Markets aren't efficient in any space ;)... (review the assumptions required for an efficient market, so see how reality violates all of them with consequences, or just look at the empirical, historical data; also see behavioral finance literature).
All existing investors/shareholders are diluted in new rounds, almost always. And all shareholders -- including investors -- in high-tech startups are minority shareholders (less than 50%), with the exception of single founders early on, typically. (Minority shareholders, investors especially, still have certain rights.)
I hope these notes help!
500 Bazillion Startups, yo.
As for 500s strategy, they have money for follow-on investments. They were in our convertible note but then doubled-down in our seed round. They invest 50k in each of their accelerator companies but also do follow-on in the ones that show the most promise. The strategy makes sense to me... too early to tell because none of the exits have been smashing home runs, but I certainly expect some of them to have huge returns.
our 2nd check is a great confirmation of whether we were right or not... happens ~20-30% of time after 1st check.
"500 due diligence = mentor filters + quick 1st check, followed by thoughtful 2nd check based on metrics"
Basically, you're going to have a run of bad cards (companies) and a run of good ones. But if your decisions are consistent, and adjust to migrate towards successes, you'll end up ahead no matter what... assuming you're moving in that direction.
It's really not spray and pray, just as high stakes poker doesn't really have anything to do with luck.
2) 500 is usually a minority investor in following rounds, so decisions still likely made primarily be lead investor
3) if companies and follow-on investors are more worried about our decisions & subjective assessments rather than the company fundamental business metrics, then there is already a problem.
we are in this business to be successful and make money. much as aim to help all of our founders, we sincerely hope they are too.
looking good so far: Twilio, SendGrid (TechStars), Wildfire (fbFund), MakerBot, TaskRabbit (fbFund), Smule/Khush, Viki, Medialets, Zozi, ElaCarte (YC), 9Gag (500), ReadyForZero (YC), several others @ Series A/B/C doing pretty solid.
smaller but growing well: MindSnacks (DreamIt), 955 Dreams (500), PicCollage (500), Kiwi Crate, Visually (500), AppStack, MyGengo, Erply (SeedCamp), GinzaMetrics (YC), Farmeron (SeedCamp), ZenCoder (YC), Fitocracy (500), StyleSeat.

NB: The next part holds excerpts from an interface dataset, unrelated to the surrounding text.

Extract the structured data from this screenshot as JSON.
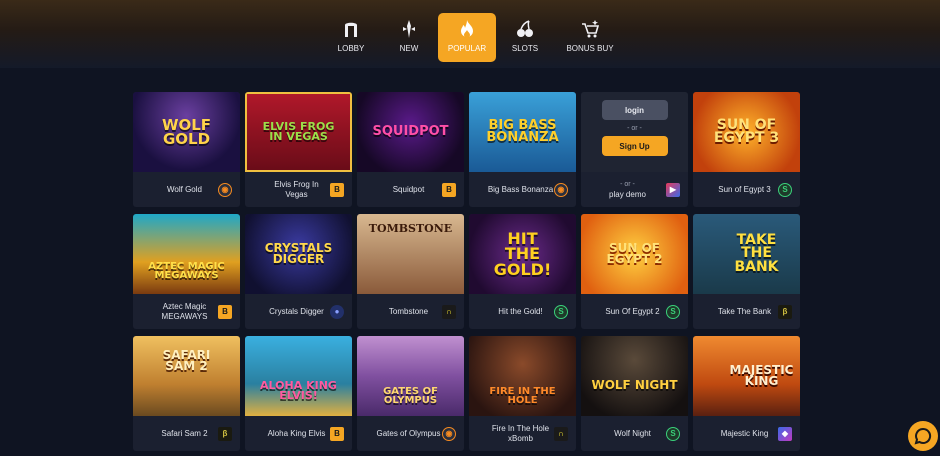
{
  "nav": {
    "items": [
      {
        "label": "LOBBY",
        "icon": "lobby-icon"
      },
      {
        "label": "NEW",
        "icon": "new-icon"
      },
      {
        "label": "POPULAR",
        "icon": "flame-icon"
      },
      {
        "label": "SLOTS",
        "icon": "cherries-icon"
      },
      {
        "label": "BONUS BUY",
        "icon": "bonus-buy-icon"
      }
    ],
    "selected": "POPULAR"
  },
  "colors": {
    "accent": "#f5a623",
    "card_bg": "#1b2030",
    "page_bg": "#0f1422"
  },
  "demo_card": {
    "login_label": "login",
    "or_label": "- or -",
    "signup_label": "Sign Up",
    "or_label2": "- or -",
    "play_demo_label": "play demo"
  },
  "games": [
    {
      "name": "Wolf Gold",
      "logo": "WOLF GOLD",
      "provider": "pragmatic"
    },
    {
      "name": "Elvis Frog In Vegas",
      "logo": "ELVIS FROG IN VEGAS",
      "provider": "bgaming"
    },
    {
      "name": "Squidpot",
      "logo": "SQUIDPOT",
      "provider": "bgaming"
    },
    {
      "name": "Big Bass Bonanza",
      "logo": "BIG BASS BONANZA",
      "provider": "pragmatic"
    },
    {
      "name": "Sun of Egypt 3",
      "logo": "SUN OF EGYPT 3",
      "provider": "booongo"
    },
    {
      "name": "Aztec Magic MEGAWAYS",
      "logo": "AZTEC MAGIC MEGAWAYS",
      "provider": "bgaming"
    },
    {
      "name": "Crystals Digger",
      "logo": "CRYSTALS DIGGER",
      "provider": "other"
    },
    {
      "name": "Tombstone",
      "logo": "TOMBSTONE",
      "provider": "nolimit"
    },
    {
      "name": "Hit the Gold!",
      "logo": "HIT THE GOLD!",
      "provider": "booongo"
    },
    {
      "name": "Sun Of Egypt 2",
      "logo": "SUN OF EGYPT 2",
      "provider": "booongo"
    },
    {
      "name": "Take The Bank",
      "logo": "TAKE THE BANK",
      "provider": "betsoft"
    },
    {
      "name": "Safari Sam 2",
      "logo": "SAFARI SAM 2",
      "provider": "betsoft"
    },
    {
      "name": "Aloha King Elvis",
      "logo": "ALOHA KING ELVIS!",
      "provider": "bgaming"
    },
    {
      "name": "Gates of Olympus",
      "logo": "GATES OF OLYMPUS",
      "provider": "pragmatic"
    },
    {
      "name": "Fire In The Hole xBomb",
      "logo": "FIRE IN THE HOLE",
      "provider": "nolimit"
    },
    {
      "name": "Wolf Night",
      "logo": "WOLF NIGHT",
      "provider": "booongo"
    },
    {
      "name": "Majestic King",
      "logo": "MAJESTIC KING",
      "provider": "other2"
    }
  ]
}
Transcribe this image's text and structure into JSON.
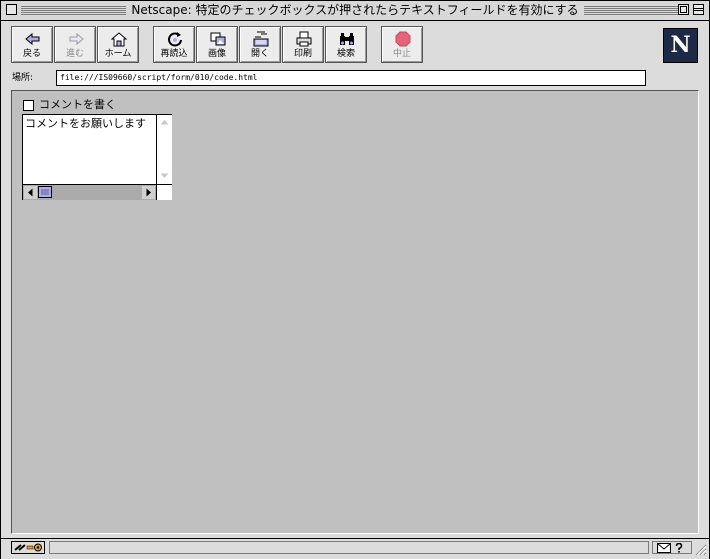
{
  "window": {
    "title": "Netscape: 特定のチェックボックスが押されたらテキストフィールドを有効にする"
  },
  "toolbar": {
    "buttons": [
      {
        "label": "戻る",
        "icon": "back-arrow-icon",
        "enabled": true
      },
      {
        "label": "進む",
        "icon": "forward-arrow-icon",
        "enabled": false
      },
      {
        "label": "ホーム",
        "icon": "home-icon",
        "enabled": true
      },
      {
        "label": "再読込",
        "icon": "reload-icon",
        "enabled": true
      },
      {
        "label": "画像",
        "icon": "images-icon",
        "enabled": true
      },
      {
        "label": "開く",
        "icon": "open-icon",
        "enabled": true
      },
      {
        "label": "印刷",
        "icon": "print-icon",
        "enabled": true
      },
      {
        "label": "検索",
        "icon": "search-binoculars-icon",
        "enabled": true
      },
      {
        "label": "中止",
        "icon": "stop-icon",
        "enabled": false
      }
    ],
    "logo": "N"
  },
  "location": {
    "label": "場所:",
    "url": "file:///IS09660/script/form/010/code.html"
  },
  "page": {
    "checkbox_label": "コメントを書く",
    "checkbox_checked": false,
    "textarea_text": "コメントをお願いします"
  },
  "colors": {
    "accent": "#b0aee8",
    "content_bg": "#c0c0c0",
    "stop": "#e8637a"
  }
}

10+ modest early exits to Google, Twitter, LinkedIn (x3), Amazon, Groupon, Cisco, Facebook, ReturnPath, DemandForce, etc.

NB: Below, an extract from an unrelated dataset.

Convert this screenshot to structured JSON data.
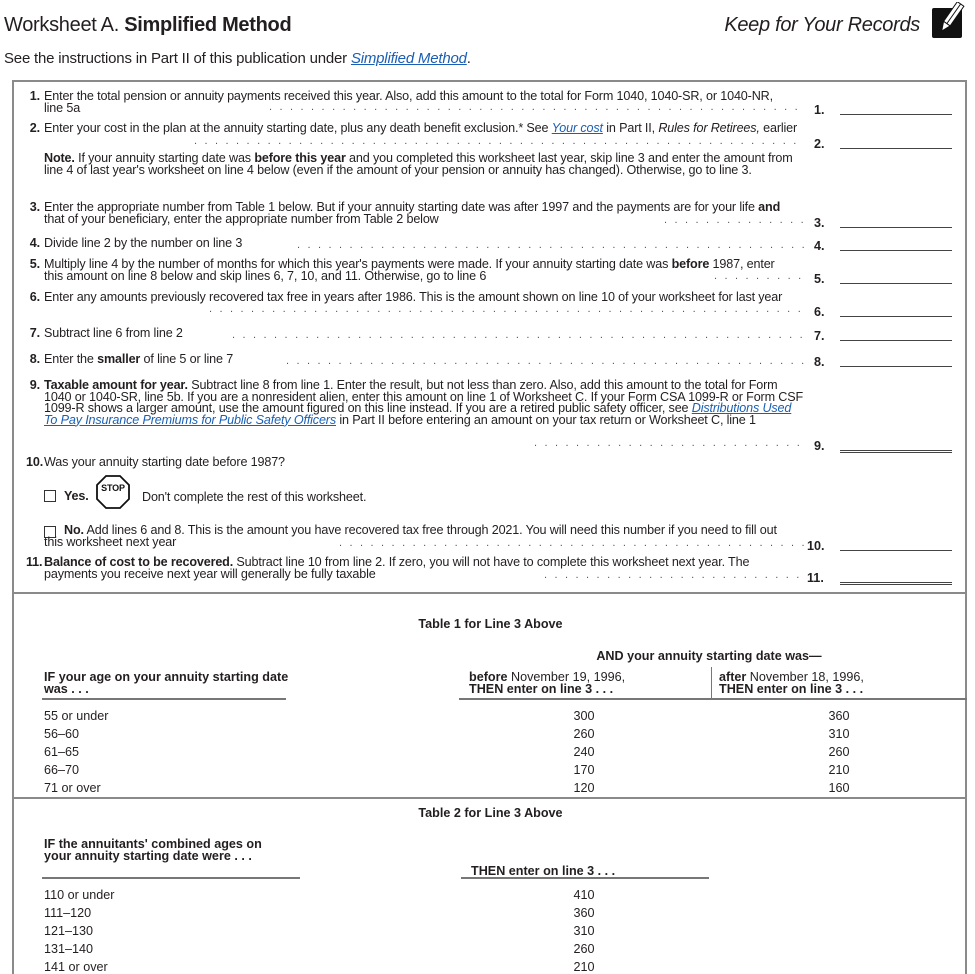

(apologies to any juggernauts or others i left out!)
Honestly, 10 have already exited, and they have at least half a dozen impressive companies in the pipe.
Are these companies AirBnB or Dropbox? Probably not, though Twilio is legit.